Commentators love to equate this problem or that to a tsunami, the most often and overused instance being “an economic tsunami.” It seems to have superseded “a perfect storm” in describing a crisis with multiple causes or components. With the approval of local school budgets this week, we happily avoid phrases such as “a tsunami of voter dissatisfaction” and the like.
And yet there’s one aspect of the tsunami experience that the school budget process does bring to mind.
A tsunami is not a single event; it’s a series of waves, some more destructive than others. This year voters seemed to recognize that school boards and administrators did what they could to keep spending and taxes down — in some cases eliminating jobs and in others receiving voluntary contract concessions — despite rising expenses and falling state aid. If a voter dissatisfaction tsunami occurred, it wasn’t very big, or very powerful. With their budgets passed, students and faculty can look forward to proms and commencements while no longer worrying about what additional programs or staff must be cut before next fall.

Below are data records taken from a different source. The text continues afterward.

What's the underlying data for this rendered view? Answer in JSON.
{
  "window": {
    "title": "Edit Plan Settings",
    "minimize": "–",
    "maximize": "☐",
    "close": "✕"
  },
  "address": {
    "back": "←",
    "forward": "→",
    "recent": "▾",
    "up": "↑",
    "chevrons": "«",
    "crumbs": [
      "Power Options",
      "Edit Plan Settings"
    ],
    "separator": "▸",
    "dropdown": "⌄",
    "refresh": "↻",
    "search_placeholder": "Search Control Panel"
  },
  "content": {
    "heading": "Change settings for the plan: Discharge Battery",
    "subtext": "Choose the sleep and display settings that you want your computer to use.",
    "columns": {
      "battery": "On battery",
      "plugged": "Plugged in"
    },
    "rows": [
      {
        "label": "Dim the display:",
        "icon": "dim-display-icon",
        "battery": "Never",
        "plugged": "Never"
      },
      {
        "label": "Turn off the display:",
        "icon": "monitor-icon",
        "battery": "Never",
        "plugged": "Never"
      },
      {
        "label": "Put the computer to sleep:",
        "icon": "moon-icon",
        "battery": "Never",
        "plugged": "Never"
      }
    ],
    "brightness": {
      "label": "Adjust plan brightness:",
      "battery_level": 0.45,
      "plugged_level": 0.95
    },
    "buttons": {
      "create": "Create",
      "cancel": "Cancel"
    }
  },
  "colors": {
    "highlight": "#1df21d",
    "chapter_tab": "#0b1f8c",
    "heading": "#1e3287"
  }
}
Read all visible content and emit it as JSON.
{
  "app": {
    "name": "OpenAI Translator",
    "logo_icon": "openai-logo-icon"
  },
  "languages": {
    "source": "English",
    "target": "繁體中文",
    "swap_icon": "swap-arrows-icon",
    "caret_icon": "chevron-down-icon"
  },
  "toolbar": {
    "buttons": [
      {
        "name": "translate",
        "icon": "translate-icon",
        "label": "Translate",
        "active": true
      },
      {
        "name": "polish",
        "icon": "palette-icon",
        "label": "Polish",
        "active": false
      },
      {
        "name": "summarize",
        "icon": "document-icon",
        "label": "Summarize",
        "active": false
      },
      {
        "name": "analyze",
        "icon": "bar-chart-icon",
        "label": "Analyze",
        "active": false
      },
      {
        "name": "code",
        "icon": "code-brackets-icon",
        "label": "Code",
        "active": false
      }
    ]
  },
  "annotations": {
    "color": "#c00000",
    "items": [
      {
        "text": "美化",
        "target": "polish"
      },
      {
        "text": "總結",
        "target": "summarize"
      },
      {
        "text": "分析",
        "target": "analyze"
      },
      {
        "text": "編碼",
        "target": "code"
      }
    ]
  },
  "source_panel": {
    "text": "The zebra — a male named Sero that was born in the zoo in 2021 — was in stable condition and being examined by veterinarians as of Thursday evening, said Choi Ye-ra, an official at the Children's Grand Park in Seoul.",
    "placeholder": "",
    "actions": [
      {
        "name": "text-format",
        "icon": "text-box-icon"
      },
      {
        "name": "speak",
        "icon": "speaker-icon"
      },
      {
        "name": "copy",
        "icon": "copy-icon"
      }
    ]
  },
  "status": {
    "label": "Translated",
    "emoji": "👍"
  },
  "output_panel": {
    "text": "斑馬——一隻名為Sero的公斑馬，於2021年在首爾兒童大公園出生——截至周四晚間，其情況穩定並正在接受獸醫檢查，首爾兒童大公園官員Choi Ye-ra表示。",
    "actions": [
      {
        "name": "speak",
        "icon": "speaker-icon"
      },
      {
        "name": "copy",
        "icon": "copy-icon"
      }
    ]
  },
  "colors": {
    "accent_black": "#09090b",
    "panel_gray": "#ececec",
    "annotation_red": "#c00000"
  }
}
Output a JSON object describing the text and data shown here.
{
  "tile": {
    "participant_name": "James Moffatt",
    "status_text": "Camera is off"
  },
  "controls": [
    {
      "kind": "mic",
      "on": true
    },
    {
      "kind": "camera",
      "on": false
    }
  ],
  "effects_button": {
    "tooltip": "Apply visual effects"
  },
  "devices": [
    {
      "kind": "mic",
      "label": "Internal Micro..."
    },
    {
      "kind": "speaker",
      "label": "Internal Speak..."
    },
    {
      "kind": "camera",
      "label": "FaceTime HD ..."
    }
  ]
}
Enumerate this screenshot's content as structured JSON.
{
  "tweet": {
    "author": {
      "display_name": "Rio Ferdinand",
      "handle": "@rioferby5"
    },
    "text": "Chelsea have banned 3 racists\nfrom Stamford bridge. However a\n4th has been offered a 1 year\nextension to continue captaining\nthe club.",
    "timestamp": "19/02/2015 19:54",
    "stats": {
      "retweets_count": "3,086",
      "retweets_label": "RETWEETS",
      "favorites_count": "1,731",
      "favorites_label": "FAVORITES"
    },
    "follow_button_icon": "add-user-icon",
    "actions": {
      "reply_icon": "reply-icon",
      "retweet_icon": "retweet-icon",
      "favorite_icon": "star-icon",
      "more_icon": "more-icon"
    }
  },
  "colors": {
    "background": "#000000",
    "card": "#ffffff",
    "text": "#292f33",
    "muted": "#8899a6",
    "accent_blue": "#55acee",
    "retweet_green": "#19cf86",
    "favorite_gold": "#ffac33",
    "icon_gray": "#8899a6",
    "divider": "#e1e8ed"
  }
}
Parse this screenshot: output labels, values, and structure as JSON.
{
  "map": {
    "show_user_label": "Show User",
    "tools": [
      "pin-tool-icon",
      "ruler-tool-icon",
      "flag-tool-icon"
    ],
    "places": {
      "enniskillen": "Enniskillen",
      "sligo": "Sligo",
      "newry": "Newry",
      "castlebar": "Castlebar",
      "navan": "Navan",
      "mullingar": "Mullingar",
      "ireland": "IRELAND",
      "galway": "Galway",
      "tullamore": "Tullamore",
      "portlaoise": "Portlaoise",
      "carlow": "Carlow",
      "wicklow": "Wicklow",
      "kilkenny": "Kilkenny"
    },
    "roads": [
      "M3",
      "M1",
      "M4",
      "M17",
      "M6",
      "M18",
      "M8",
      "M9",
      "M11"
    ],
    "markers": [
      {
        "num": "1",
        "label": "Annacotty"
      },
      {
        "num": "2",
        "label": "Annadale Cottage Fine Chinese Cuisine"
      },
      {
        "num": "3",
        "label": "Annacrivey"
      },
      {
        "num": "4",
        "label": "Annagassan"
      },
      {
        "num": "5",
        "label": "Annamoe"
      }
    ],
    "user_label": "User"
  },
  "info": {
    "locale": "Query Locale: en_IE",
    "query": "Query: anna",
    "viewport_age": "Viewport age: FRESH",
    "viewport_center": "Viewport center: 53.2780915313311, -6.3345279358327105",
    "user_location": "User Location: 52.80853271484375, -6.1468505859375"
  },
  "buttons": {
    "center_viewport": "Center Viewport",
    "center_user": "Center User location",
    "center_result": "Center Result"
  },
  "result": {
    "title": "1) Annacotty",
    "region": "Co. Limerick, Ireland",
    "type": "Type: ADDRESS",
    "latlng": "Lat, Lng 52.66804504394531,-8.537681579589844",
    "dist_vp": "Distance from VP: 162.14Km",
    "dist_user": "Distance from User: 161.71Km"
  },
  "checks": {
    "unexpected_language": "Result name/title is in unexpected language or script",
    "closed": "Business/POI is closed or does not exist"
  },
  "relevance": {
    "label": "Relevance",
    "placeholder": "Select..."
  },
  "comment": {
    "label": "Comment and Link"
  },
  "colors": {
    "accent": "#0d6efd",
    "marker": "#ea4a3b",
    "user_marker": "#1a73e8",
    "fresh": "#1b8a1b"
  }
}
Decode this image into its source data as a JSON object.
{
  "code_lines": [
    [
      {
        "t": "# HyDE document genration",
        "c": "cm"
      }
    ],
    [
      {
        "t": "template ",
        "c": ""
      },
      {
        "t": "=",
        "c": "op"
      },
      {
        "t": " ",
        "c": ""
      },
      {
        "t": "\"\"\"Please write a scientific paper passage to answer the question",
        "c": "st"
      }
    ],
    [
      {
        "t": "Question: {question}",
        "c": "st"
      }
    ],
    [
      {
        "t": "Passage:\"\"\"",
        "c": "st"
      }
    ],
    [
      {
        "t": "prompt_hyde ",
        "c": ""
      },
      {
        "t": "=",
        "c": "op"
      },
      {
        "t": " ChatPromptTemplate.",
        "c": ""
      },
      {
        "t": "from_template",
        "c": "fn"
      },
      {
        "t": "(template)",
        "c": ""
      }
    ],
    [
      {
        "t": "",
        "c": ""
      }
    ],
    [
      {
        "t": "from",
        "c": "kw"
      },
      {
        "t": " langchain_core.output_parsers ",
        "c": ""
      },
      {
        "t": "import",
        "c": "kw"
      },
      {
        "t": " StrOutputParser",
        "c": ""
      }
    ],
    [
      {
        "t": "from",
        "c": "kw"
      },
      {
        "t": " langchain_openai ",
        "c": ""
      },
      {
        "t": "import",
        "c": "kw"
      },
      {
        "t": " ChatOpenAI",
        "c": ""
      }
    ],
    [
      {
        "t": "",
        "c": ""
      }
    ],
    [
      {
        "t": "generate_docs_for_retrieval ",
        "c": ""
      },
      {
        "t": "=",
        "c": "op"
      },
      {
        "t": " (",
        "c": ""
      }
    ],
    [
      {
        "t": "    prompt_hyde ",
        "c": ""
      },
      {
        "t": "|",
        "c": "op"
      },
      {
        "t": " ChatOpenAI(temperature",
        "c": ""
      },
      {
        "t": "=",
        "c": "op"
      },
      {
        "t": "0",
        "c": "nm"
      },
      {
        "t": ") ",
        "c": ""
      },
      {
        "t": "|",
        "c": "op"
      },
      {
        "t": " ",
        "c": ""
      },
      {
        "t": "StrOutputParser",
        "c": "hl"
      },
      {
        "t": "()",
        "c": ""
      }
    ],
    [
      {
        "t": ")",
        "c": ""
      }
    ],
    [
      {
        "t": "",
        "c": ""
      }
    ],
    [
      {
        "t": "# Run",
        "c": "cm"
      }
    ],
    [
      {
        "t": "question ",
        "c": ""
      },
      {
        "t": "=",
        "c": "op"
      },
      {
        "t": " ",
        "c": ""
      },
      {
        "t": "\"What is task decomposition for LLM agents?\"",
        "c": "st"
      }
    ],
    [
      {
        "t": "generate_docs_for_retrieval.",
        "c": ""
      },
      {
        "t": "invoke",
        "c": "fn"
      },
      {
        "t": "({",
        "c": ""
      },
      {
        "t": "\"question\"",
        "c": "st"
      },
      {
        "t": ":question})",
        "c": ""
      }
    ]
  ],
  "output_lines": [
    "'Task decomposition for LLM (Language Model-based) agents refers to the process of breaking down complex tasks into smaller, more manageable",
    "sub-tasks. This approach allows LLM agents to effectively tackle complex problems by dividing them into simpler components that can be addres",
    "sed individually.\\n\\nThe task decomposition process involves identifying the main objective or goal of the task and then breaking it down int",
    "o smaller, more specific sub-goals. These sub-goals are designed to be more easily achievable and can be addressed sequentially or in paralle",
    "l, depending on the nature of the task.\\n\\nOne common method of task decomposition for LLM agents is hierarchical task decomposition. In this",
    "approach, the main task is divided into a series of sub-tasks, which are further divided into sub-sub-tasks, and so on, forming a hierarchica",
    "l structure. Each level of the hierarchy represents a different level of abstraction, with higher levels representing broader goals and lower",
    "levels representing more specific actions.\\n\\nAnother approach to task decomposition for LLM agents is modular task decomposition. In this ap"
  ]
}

But will there be other waves next year or the year after that? Have state aid levels leveled off or are more cuts coming? Will there be more dramatic increases in local contributions to the state retirement system? How about that 2 percent tax cap?
Given the universal success of the budget votes it’s easy to assume that the flood waters have receded and all is well again. We don’t know that to be the case. What is clear, however, is a meeting of the minds among voters and taxpayers and teachers and administrators paid big dividends. With their budgets approved, schools can now focus on carrying out their missions. But administrators and school board members should be wary, and start planning for the possibility of a destructive wave bearing down on us next spring. Sure, it’s too early to tell. But there is reason to be optimistic.
The lesson learned this year proves that, when the chips are down, we know how to respond as a community that places cooperation over consternation.